It crossed toward Whitehall; but oh! the confusion there was then at that Court! It pleased his Majesty to command me, among the rest, to look after the quenching of Fetter-lane end, to preserve (if possible) that part of Holborn, while the rest of the gentlemen took their several posts, some at one part, and some at another (for now they began to bestir themselves, and not till now, who hitherto had stood as men intoxicated, with their hands across), and began to consider that nothing was likely to put a stop but the blowing up of so many houses as might make a wider gap than any had yet been made by the ordinary method of pulling them down with engines. This some stout seamen proposed early enough to have saved near the whole city, but this some tenacious and avaricious men, aldermen, etc., would not permit, because their houses must have been of the first. It was, therefore, now commended to be practiced; and my concern being particularly for the Hospital of St. Bartholomew, near Smithfield, where I had many wounded and sick men, made me the more diligent to promote it; nor was my care for the Savoy less. It now pleased God, by abating the wind, and by the industry of the people, when almost all was lost infusing a new spirit into them, that the fury of it began sensibly to abate about noon, so as it came no farther than the Temple westward, nor than the entrance of Smithfield, north: but continued all this day and night so impetuous toward Cripplegate and the Tower, as made us all despair. It also broke out again in the temple; but the courage of the multitude persisting, and many houses being blown up, such gaps and desolations were soon made, as, with the former three days’ consumption, the back fire did not so vehemently urge upon the rest as formerly. There was yet no standing near the burning and glowing ruins by near a furlong’s space.

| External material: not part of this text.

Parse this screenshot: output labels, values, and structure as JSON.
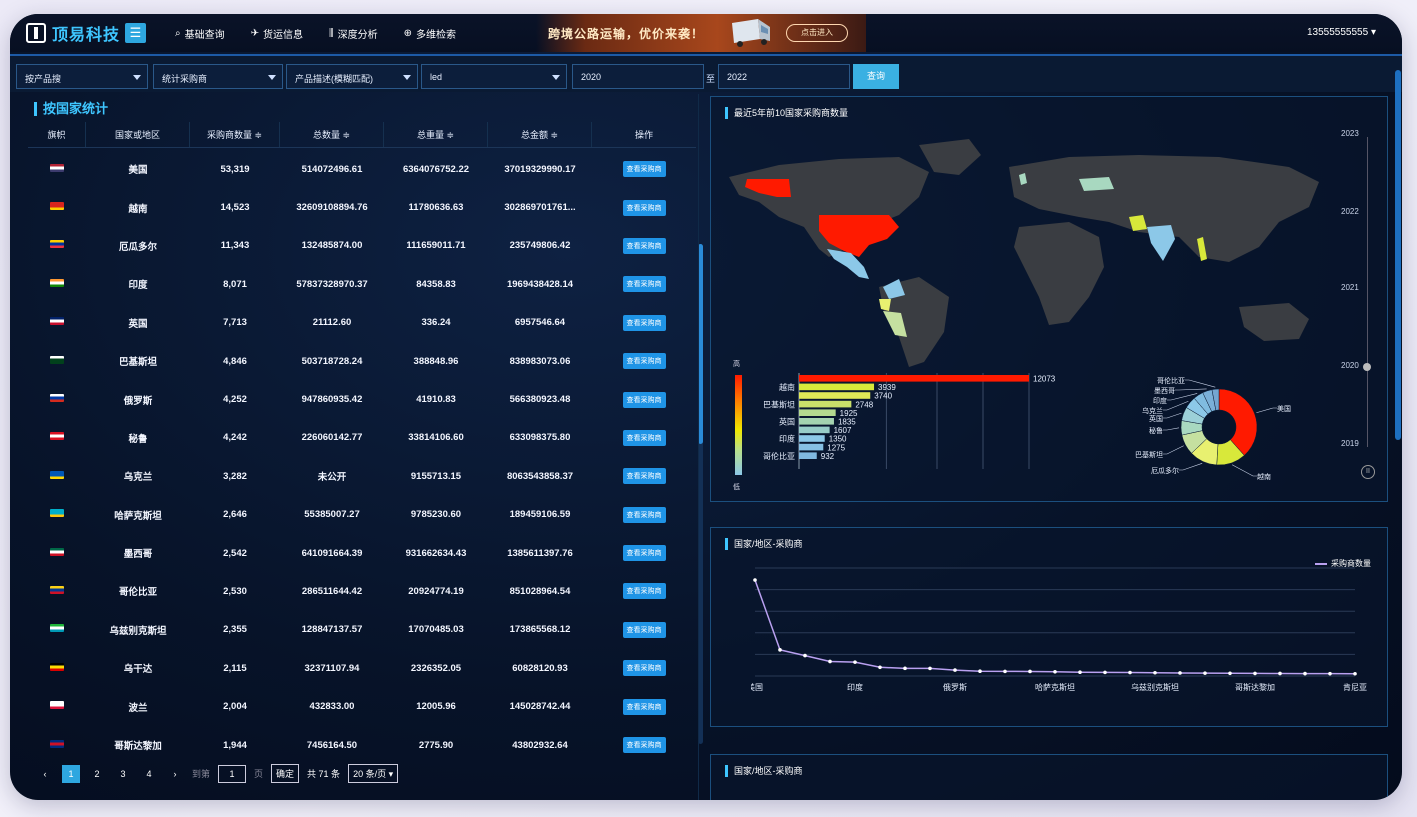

The coal and wood wharfs, and magazines of oil, rosin, etc., did infinite mischief, so as the invective which a little before I had dedicated to his Majesty and published, giving warning what probably might be the issue of suffering those shops to be in the city was looked upon as a prophecy.

The poor inhabitants were dispersed about St. George’s Fields, and Moorfields, as far as Highgate, and several miles in circle, some under tents, some under miserable huts and hovels, many without a rag, or any necessary utensils, bed or board, who from delicateness, riches, and easy accommodations in stately and well-furnished houses, were now reduced to extreme misery and poverty.

In this calamitous condition, I returned with a sad heart to my house, blessing and adoring the distinguishing mercy of God to me and mine, who, in the midst of all this ruin, was like Lot, in my little Zoar, safe and sound.

[…]